Wall Street loves numbers: earnings, P/E, ROI, overhead resistance, book value, market share, and discounted cash flow, just to name a few. But as the House prepares to move forward with an impeachment inquiry of the president, Wall Street is watching two numbers: 67, and 88%. The former is the number of U.S. Senators who would have to vote to remove President Trump from office if he is impeached by the House. And 88% is Trump’s current approval level within the GOP. Until that number changes, it’s unlikely the Senate would find 20 Republican Senators to join 47 who caucus with the Democrats.
That may explain why the stock market went up the day after Speaker of the House Nancy Pelosi announced plans for a formal impeachment inquiry. Professional investors chose to focus more on the possible easing of trade tensions with China, as well as a trade deal with Japan that will help American farmers. That’s the history of the stock market and impeachment efforts. Investors ignore the politics unless and until those actions affect the bottom line.
While Congress has never removed a sitting president from office in its previous three inquiries, that statistic might need an asterisk since Richard Nixon stepped down before he most certainly would have been impeached and removed from office by a Democratically-led Congress, as Republicans gave up defending a president whose popularity had dipped below 30%. Since Andrew Johnson’s impeachment preceded the Dow Jones Industrials Index by almost 30 years, we’ll stay in the modern era with the two relevant comparisons: Richard Nixon and Bill Clinton.

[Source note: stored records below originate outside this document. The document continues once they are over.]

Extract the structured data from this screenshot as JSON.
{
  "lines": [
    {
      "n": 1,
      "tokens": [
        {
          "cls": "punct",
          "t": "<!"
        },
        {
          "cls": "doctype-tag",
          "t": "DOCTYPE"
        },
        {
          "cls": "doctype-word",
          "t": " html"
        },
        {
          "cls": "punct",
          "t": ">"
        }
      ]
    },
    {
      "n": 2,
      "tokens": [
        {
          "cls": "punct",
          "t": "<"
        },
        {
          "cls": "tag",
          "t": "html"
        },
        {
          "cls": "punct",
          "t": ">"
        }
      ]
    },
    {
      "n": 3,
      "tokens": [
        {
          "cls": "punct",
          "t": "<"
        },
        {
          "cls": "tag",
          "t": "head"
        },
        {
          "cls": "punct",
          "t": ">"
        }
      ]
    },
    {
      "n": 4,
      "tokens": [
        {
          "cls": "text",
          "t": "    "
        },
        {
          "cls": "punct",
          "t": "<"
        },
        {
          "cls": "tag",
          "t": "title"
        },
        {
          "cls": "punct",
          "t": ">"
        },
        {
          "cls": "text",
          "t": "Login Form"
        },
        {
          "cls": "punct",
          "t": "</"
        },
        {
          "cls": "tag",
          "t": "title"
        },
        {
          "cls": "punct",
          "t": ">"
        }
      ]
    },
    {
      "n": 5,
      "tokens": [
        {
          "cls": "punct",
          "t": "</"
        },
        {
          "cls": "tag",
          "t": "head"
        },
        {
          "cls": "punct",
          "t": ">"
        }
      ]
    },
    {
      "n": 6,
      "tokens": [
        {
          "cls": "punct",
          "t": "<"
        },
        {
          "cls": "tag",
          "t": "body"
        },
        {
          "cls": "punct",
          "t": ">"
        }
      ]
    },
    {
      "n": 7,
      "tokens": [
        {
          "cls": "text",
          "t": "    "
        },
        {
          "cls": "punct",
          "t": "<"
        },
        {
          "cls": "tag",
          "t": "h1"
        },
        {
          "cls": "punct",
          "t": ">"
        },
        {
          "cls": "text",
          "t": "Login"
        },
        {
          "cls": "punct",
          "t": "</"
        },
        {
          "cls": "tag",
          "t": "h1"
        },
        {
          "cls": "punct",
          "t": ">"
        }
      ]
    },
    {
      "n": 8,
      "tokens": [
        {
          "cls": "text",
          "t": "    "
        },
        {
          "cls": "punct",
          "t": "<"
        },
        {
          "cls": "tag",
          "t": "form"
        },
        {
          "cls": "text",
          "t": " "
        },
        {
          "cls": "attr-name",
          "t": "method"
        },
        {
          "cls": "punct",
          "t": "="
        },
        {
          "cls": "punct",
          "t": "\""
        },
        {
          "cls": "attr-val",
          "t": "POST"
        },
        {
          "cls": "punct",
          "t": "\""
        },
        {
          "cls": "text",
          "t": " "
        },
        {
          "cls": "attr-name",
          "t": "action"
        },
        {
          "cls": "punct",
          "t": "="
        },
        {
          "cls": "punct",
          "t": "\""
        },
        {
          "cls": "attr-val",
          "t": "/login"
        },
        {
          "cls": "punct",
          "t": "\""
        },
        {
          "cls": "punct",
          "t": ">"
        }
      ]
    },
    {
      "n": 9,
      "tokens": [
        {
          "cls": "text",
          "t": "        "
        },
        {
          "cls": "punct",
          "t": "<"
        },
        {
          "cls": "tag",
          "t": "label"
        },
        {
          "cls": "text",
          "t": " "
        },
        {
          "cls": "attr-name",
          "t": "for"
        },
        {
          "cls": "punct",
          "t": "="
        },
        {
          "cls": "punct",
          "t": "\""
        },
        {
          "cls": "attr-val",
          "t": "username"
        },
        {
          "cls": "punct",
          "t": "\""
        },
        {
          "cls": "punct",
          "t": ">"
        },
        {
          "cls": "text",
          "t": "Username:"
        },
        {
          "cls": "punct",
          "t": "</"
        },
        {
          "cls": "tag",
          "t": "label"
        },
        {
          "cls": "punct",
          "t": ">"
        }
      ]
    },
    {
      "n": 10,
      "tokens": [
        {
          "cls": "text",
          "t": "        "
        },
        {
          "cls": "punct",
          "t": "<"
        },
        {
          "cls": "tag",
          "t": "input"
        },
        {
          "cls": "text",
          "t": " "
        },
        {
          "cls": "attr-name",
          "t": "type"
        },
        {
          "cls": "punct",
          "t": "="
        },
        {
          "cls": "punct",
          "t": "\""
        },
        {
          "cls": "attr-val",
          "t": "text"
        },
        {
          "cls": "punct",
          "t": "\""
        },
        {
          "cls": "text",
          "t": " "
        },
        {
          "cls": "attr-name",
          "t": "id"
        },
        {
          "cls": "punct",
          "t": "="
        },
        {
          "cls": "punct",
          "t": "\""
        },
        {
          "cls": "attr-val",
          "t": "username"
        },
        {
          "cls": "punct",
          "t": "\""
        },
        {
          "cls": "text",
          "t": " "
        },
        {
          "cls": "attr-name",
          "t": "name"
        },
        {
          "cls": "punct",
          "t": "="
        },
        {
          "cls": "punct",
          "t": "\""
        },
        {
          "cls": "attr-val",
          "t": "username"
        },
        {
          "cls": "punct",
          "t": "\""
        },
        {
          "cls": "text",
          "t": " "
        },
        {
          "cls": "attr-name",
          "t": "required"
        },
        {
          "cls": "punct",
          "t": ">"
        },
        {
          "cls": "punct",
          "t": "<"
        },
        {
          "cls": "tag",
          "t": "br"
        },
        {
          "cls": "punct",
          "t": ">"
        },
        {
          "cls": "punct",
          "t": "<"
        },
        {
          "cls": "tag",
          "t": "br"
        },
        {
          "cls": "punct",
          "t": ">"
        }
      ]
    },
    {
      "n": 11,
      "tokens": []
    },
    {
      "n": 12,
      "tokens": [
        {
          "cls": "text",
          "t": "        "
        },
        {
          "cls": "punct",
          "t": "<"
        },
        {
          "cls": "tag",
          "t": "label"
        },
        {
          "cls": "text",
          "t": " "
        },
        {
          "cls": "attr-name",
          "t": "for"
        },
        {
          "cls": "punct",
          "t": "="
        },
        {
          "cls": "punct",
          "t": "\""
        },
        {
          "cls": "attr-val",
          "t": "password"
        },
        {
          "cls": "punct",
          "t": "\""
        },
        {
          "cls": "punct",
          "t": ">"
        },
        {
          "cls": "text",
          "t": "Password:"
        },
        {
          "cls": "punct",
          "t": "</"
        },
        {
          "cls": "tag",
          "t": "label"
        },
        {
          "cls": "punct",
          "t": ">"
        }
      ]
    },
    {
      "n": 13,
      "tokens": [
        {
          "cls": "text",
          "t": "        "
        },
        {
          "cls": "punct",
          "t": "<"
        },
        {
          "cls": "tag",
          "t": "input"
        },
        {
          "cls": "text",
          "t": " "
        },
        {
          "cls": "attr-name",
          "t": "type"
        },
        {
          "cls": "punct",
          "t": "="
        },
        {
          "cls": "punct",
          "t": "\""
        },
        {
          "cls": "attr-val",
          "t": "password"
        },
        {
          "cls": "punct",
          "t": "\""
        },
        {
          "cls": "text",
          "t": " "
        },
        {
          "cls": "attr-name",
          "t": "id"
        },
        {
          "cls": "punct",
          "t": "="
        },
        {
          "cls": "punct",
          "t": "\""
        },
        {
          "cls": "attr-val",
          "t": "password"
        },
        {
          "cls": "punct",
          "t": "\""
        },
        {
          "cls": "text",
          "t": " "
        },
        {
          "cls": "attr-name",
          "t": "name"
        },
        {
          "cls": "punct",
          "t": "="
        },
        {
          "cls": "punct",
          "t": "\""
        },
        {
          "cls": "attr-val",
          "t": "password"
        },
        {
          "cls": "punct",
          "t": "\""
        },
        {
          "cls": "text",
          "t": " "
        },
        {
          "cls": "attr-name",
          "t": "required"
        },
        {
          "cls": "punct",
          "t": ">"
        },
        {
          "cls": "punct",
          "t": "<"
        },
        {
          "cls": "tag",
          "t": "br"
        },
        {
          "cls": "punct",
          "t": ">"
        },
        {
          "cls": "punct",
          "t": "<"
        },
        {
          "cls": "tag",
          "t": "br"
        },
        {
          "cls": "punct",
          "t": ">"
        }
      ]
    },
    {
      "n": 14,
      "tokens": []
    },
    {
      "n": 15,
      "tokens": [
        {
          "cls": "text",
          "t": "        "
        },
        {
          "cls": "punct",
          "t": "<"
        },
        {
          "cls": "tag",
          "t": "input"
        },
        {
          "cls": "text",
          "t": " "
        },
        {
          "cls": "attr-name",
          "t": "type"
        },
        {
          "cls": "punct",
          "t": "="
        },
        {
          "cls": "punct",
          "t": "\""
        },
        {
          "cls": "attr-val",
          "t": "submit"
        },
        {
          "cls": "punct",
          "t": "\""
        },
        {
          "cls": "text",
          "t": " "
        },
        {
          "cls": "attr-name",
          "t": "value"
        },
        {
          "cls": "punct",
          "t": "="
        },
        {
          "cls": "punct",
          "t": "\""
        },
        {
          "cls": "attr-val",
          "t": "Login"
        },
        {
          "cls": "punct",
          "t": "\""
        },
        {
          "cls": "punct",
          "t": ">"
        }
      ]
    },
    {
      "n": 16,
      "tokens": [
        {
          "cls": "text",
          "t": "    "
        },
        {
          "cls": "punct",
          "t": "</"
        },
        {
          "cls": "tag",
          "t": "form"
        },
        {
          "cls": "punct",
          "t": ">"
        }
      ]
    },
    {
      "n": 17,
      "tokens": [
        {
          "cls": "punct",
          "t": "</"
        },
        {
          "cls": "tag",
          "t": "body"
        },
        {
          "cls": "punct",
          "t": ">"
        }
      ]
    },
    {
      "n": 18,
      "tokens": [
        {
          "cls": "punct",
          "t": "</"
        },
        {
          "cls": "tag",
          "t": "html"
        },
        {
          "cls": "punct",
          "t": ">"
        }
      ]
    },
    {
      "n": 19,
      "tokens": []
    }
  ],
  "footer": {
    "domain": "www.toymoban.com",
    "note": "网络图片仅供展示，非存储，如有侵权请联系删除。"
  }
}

There’s no question that the Watergate era stock market was ugly. From top to bottom in the early to mid-70s, the DOW Industrials fell more than 40%. But aside from the psychological pain of the drip, drip, drip of cover up evidence being revealed involving President Richard Nixon, there were economic issues at work as well. Inflation was starting to take hold, pushed in part by the burgeoning Middle East oil crisis; steel prices were going up; and wage and price controls were imposed by a Republican president. In fact, while the televised Watergate hearings began in May of 1973—mesmerizing a nation’s summer viewing—a recession began in November of that same year. Yes, there were many ways to be miserable back in the mid-70s.
“Our long national nightmare is over,” Gerald Ford said after taking the oath of office in 1974. But America was still in recession after Nixon’s resignation—it lasted until March of 1975—and was followed by a continuing rise in unemployment, rampant inflation, and zooming interest rates into the late 70s. (That was followed by the rise of disco music, which may or may not have contradicted Ford’s statement.) In fact, the bull market of 1982 might have been the actual end of the national nightmare, because it was then that the economy and stock market started moving in a sustained positive direction.
The stock market during Clinton’s impeachment
Compare that with the market during Bill Clinton’s impeachment saga, and you get the tale of two economies. The best of times and the worst of times. The worst being the 70s dynamics, and the best being the dot.com boom that drove some stock market prices to dizzying levels for several years before their eventual bust in 2000. But there was a clear lull in the financial markets in the second half of 1998. It coincided with the release of the Starr report in September and impeachment proceedings initiated by a Republican Congress. The great unknown was the impending November election.
The drive to capitalize on Bill Clinton’s impeachment backfired on the GOP in the midterms as they lost 5 seats in the House. Nancy Pelosi is fully aware of that history, which is presumably why she delayed getting on board the Democratic impeachment train until now. (It’s often ignored that Republicans took back the White House the next election, as Democrats did following Watergate.) It might have been a coincidence that the stock market started back on track shortly after the failed attempt to remove Clinton from office, but probably not. It was only the failed “new paradigm” fundamentals of the new-fangled dot.com stocks – revenue doesn’t matter; earnings don’t matter– that brought them back to earth in 2000.
To assess the impact of the impeachment inquiry on the markets, Wall Street will be watching 67, and 88%. For comparison’s sake, Richard Nixon’s support within the GOP fell to 54% during Watergate. There would have to be a huge shift in the current political landscape for that to happen now. Or perhaps a huge shift in the economic landscape. The fact is, Nixon’s support collapsed just the economy was heading into recession.
As Wall Street watches Washington, Washington will be watching Wall Street as well.